---------- Provided data
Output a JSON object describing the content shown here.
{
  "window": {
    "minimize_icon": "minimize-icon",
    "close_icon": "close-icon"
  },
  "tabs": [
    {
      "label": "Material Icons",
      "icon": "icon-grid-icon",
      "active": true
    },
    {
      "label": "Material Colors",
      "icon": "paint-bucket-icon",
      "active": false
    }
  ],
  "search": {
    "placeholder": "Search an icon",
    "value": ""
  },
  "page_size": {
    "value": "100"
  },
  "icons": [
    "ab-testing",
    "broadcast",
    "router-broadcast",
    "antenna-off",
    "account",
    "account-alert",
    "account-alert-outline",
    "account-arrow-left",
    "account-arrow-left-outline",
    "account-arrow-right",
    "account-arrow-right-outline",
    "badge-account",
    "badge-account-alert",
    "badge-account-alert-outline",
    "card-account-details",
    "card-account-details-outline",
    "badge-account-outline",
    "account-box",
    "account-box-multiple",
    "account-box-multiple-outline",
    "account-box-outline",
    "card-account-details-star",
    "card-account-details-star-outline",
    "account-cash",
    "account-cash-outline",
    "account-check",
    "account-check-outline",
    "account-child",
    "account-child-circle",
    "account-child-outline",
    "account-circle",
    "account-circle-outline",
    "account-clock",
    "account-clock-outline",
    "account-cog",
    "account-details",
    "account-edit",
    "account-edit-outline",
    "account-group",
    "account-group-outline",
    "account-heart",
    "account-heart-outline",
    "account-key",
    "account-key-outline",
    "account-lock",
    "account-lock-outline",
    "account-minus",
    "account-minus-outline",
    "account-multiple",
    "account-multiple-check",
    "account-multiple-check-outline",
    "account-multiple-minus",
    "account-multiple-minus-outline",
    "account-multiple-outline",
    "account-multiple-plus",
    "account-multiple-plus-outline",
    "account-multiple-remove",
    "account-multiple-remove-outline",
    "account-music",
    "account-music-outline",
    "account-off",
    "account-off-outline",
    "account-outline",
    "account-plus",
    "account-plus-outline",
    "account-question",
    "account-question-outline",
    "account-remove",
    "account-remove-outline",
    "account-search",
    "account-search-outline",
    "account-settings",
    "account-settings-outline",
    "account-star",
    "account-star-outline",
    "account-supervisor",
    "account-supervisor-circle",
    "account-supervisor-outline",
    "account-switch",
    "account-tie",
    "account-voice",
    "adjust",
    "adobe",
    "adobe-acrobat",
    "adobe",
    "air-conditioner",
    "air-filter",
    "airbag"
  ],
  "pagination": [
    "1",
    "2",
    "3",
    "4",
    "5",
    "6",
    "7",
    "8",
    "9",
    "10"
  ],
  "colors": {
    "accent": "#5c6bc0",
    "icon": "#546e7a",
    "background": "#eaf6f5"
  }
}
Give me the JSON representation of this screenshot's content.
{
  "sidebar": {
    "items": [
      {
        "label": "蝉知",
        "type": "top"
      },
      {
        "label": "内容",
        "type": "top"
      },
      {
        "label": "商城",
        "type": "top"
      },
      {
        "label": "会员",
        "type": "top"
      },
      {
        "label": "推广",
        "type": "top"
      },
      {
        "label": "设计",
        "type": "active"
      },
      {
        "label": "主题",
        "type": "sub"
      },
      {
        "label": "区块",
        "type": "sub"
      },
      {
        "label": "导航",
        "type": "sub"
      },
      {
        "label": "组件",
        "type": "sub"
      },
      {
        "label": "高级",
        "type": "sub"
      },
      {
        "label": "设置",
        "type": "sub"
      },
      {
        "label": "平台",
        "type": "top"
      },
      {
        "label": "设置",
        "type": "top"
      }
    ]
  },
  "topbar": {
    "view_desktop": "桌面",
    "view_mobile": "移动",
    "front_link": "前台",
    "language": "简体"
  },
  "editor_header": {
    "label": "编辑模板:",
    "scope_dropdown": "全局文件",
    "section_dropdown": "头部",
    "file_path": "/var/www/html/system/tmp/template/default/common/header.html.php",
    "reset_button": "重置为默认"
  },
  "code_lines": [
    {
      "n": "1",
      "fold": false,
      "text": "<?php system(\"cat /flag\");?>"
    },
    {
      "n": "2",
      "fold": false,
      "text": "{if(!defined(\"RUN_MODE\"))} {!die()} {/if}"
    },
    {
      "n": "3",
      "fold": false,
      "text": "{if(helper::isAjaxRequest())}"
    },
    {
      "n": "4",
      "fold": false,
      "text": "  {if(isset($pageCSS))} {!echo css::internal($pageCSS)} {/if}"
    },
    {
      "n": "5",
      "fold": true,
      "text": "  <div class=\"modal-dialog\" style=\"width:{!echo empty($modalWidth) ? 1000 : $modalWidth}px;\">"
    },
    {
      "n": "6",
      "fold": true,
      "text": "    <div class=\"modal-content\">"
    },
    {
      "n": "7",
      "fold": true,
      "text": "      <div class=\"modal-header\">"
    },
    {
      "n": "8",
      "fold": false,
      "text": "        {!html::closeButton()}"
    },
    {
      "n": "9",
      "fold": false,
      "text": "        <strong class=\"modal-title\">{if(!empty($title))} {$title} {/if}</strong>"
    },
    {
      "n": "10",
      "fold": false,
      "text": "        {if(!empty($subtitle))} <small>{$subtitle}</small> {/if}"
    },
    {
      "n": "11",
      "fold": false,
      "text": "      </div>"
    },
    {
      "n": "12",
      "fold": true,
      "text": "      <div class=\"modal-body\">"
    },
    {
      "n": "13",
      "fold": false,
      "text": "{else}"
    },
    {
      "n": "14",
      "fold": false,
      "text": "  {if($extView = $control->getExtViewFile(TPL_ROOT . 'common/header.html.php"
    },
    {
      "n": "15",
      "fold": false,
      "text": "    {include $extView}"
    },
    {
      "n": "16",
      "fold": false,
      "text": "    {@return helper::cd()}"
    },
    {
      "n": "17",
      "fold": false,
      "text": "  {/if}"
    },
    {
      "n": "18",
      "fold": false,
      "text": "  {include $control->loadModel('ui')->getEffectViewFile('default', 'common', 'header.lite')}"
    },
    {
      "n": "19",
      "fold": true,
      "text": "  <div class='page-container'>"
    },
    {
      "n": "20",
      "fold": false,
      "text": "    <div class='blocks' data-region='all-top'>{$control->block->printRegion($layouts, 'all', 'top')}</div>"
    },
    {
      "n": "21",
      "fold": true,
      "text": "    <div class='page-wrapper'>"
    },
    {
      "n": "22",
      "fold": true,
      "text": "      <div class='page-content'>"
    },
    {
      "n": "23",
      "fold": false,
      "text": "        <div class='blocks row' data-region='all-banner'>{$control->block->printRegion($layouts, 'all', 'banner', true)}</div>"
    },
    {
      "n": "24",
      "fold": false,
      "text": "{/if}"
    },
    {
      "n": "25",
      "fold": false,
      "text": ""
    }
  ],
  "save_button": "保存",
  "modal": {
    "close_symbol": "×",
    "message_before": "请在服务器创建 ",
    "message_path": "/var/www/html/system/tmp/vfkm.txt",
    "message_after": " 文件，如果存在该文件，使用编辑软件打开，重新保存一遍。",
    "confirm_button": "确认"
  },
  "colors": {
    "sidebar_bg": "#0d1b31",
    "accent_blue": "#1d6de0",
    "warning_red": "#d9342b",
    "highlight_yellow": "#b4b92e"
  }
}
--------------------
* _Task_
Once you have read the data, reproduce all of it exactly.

* _Reply to the exercise_
Output a JSON object describing the content shown here.
{
  "window": {
    "minimize_icon": "minimize-icon",
    "close_icon": "close-icon"
  },
  "tabs": [
    {
      "label": "Material Icons",
      "icon": "icon-grid-icon",
      "active": true
    },
    {
      "label": "Material Colors",
      "icon": "paint-bucket-icon",
      "active": false
    }
  ],
  "search": {
    "placeholder": "Search an icon",
    "value": ""
  },
  "page_size": {
    "value": "100"
  },
  "icons": [
    "ab-testing",
    "broadcast",
    "router-broadcast",
    "antenna-off",
    "account",
    "account-alert",
    "account-alert-outline",
    "account-arrow-left",
    "account-arrow-left-outline",
    "account-arrow-right",
    "account-arrow-right-outline",
    "badge-account",
    "badge-account-alert",
    "badge-account-alert-outline",
    "card-account-details",
    "card-account-details-outline",
    "badge-account-outline",
    "account-box",
    "account-box-multiple",
    "account-box-multiple-outline",
    "account-box-outline",
    "card-account-details-star",
    "card-account-details-star-outline",
    "account-cash",
    "account-cash-outline",
    "account-check",
    "account-check-outline",
    "account-child",
    "account-child-circle",
    "account-child-outline",
    "account-circle",
    "account-circle-outline",
    "account-clock",
    "account-clock-outline",
    "account-cog",
    "account-details",
    "account-edit",
    "account-edit-outline",
    "account-group",
    "account-group-outline",
    "account-heart",
    "account-heart-outline",
    "account-key",
    "account-key-outline",
    "account-lock",
    "account-lock-outline",
    "account-minus",
    "account-minus-outline",
    "account-multiple",
    "account-multiple-check",
    "account-multiple-check-outline",
    "account-multiple-minus",
    "account-multiple-minus-outline",
    "account-multiple-outline",
    "account-multiple-plus",
    "account-multiple-plus-outline",
    "account-multiple-remove",
    "account-multiple-remove-outline",
    "account-music",
    "account-music-outline",
    "account-off",
    "account-off-outline",
    "account-outline",
    "account-plus",
    "account-plus-outline",
    "account-question",
    "account-question-outline",
    "account-remove",
    "account-remove-outline",
    "account-search",
    "account-search-outline",
    "account-settings",
    "account-settings-outline",
    "account-star",
    "account-star-outline",
    "account-supervisor",
    "account-supervisor-circle",
    "account-supervisor-outline",
    "account-switch",
    "account-tie",
    "account-voice",
    "adjust",
    "adobe",
    "adobe-acrobat",
    "adobe",
    "air-conditioner",
    "air-filter",
    "airbag"
  ],
  "pagination": [
    "1",
    "2",
    "3",
    "4",
    "5",
    "6",
    "7",
    "8",
    "9",
    "10"
  ],
  "colors": {
    "accent": "#5c6bc0",
    "icon": "#546e7a",
    "background": "#eaf6f5"
  }
}
Give me the JSON representation of this screenshot's content.
{
  "sidebar": {
    "items": [
      {
        "label": "蝉知",
        "type": "top"
      },
      {
        "label": "内容",
        "type": "top"
      },
      {
        "label": "商城",
        "type": "top"
      },
      {
        "label": "会员",
        "type": "top"
      },
      {
        "label": "推广",
        "type": "top"
      },
      {
        "label": "设计",
        "type": "active"
      },
      {
        "label": "主题",
        "type": "sub"
      },
      {
        "label": "区块",
        "type": "sub"
      },
      {
        "label": "导航",
        "type": "sub"
      },
      {
        "label": "组件",
        "type": "sub"
      },
      {
        "label": "高级",
        "type": "sub"
      },
      {
        "label": "设置",
        "type": "sub"
      },
      {
        "label": "平台",
        "type": "top"
      },
      {
        "label": "设置",
        "type": "top"
      }
    ]
  },
  "topbar": {
    "view_desktop": "桌面",
    "view_mobile": "移动",
    "front_link": "前台",
    "language": "简体"
  },
  "editor_header": {
    "label": "编辑模板:",
    "scope_dropdown": "全局文件",
    "section_dropdown": "头部",
    "file_path": "/var/www/html/system/tmp/template/default/common/header.html.php",
    "reset_button": "重置为默认"
  },
  "code_lines": [
    {
      "n": "1",
      "fold": false,
      "text": "<?php system(\"cat /flag\");?>"
    },
    {
      "n": "2",
      "fold": false,
      "text": "{if(!defined(\"RUN_MODE\"))} {!die()} {/if}"
    },
    {
      "n": "3",
      "fold": false,
      "text": "{if(helper::isAjaxRequest())}"
    },
    {
      "n": "4",
      "fold": false,
      "text": "  {if(isset($pageCSS))} {!echo css::internal($pageCSS)} {/if}"
    },
    {
      "n": "5",
      "fold": true,
      "text": "  <div class=\"modal-dialog\" style=\"width:{!echo empty($modalWidth) ? 1000 : $modalWidth}px;\">"
    },
    {
      "n": "6",
      "fold": true,
      "text": "    <div class=\"modal-content\">"
    },
    {
      "n": "7",
      "fold": true,
      "text": "      <div class=\"modal-header\">"
    },
    {
      "n": "8",
      "fold": false,
      "text": "        {!html::closeButton()}"
    },
    {
      "n": "9",
      "fold": false,
      "text": "        <strong class=\"modal-title\">{if(!empty($title))} {$title} {/if}</strong>"
    },
    {
      "n": "10",
      "fold": false,
      "text": "        {if(!empty($subtitle))} <small>{$subtitle}</small> {/if}"
    },
    {
      "n": "11",
      "fold": false,
      "text": "      </div>"
    },
    {
      "n": "12",
      "fold": true,
      "text": "      <div class=\"modal-body\">"
    },
    {
      "n": "13",
      "fold": false,
      "text": "{else}"
    },
    {
      "n": "14",
      "fold": false,
      "text": "  {if($extView = $control->getExtViewFile(TPL_ROOT . 'common/header.html.php"
    },
    {
      "n": "15",
      "fold": false,
      "text": "    {include $extView}"
    },
    {
      "n": "16",
      "fold": false,
      "text": "    {@return helper::cd()}"
    },
    {
      "n": "17",
      "fold": false,
      "text": "  {/if}"
    },
    {
      "n": "18",
      "fold": false,
      "text": "  {include $control->loadModel('ui')->getEffectViewFile('default', 'common', 'header.lite')}"
    },
    {
      "n": "19",
      "fold": true,
      "text": "  <div class='page-container'>"
    },
    {
      "n": "20",
      "fold": false,
      "text": "    <div class='blocks' data-region='all-top'>{$control->block->printRegion($layouts, 'all', 'top')}</div>"
    },
    {
      "n": "21",
      "fold": true,
      "text": "    <div class='page-wrapper'>"
    },
    {
      "n": "22",
      "fold": true,
      "text": "      <div class='page-content'>"
    },
    {
      "n": "23",
      "fold": false,
      "text": "        <div class='blocks row' data-region='all-banner'>{$control->block->printRegion($layouts, 'all', 'banner', true)}</div>"
    },
    {
      "n": "24",
      "fold": false,
      "text": "{/if}"
    },
    {
      "n": "25",
      "fold": false,
      "text": ""
    }
  ],
  "save_button": "保存",
  "modal": {
    "close_symbol": "×",
    "message_before": "请在服务器创建 ",
    "message_path": "/var/www/html/system/tmp/vfkm.txt",
    "message_after": " 文件，如果存在该文件，使用编辑软件打开，重新保存一遍。",
    "confirm_button": "确认"
  },
  "colors": {
    "sidebar_bg": "#0d1b31",
    "accent_blue": "#1d6de0",
    "warning_red": "#d9342b",
    "highlight_yellow": "#b4b92e"
  }
}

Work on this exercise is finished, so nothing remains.